• **THE PROBLEM**: Find how many lines of the records below contain the word "thumb" and write that number by itself.

• **LISTED RECORDS**:
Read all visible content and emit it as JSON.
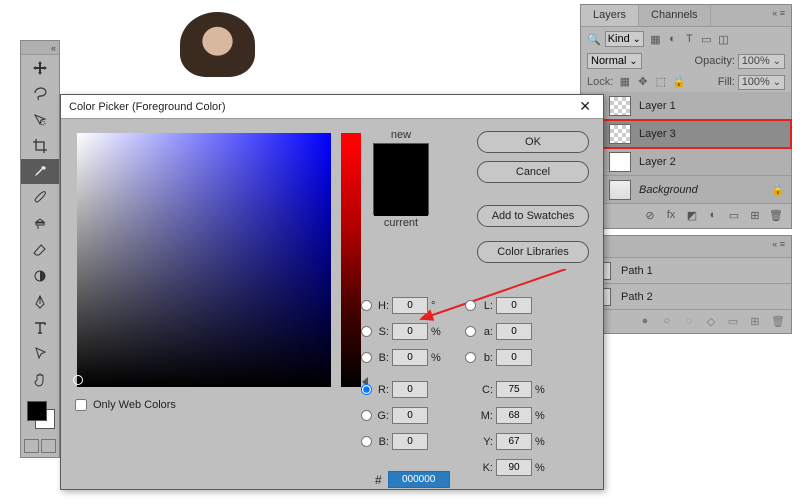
{
  "tools": {
    "items": [
      "move",
      "lasso",
      "magic-wand",
      "crop",
      "eyedropper",
      "brush",
      "clone",
      "eraser",
      "gradient",
      "pen",
      "text",
      "path-select",
      "hand"
    ]
  },
  "layers_panel": {
    "tabs": [
      "Layers",
      "Channels"
    ],
    "active_tab": 0,
    "kind_label": "Kind",
    "blend_mode": "Normal",
    "opacity_label": "Opacity:",
    "opacity_value": "100%",
    "lock_label": "Lock:",
    "fill_label": "Fill:",
    "fill_value": "100%",
    "layers": [
      {
        "name": "Layer 1",
        "visible": true,
        "thumb": "checker",
        "selected": false,
        "locked": false
      },
      {
        "name": "Layer 3",
        "visible": true,
        "thumb": "checker",
        "selected": true,
        "locked": false
      },
      {
        "name": "Layer 2",
        "visible": true,
        "thumb": "white",
        "selected": false,
        "locked": false
      },
      {
        "name": "Background",
        "visible": true,
        "thumb": "bg",
        "selected": false,
        "locked": true,
        "italic": true
      }
    ]
  },
  "paths_panel": {
    "items": [
      "Path 1",
      "Path 2"
    ]
  },
  "color_picker": {
    "title": "Color Picker (Foreground Color)",
    "new_label": "new",
    "current_label": "current",
    "buttons": {
      "ok": "OK",
      "cancel": "Cancel",
      "add_swatch": "Add to Swatches",
      "libraries": "Color Libraries"
    },
    "only_web": "Only Web Colors",
    "hsb": {
      "H": "0",
      "S": "0",
      "B": "0"
    },
    "rgb": {
      "R": "0",
      "G": "0",
      "B": "0"
    },
    "lab": {
      "L": "0",
      "a": "0",
      "b": "0"
    },
    "cmyk": {
      "C": "75",
      "M": "68",
      "Y": "67",
      "K": "90"
    },
    "hex_label": "#",
    "hex": "000000",
    "selected_model": "R"
  },
  "annotation_color": "#e62020"
}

• **THE ANSWER**: 4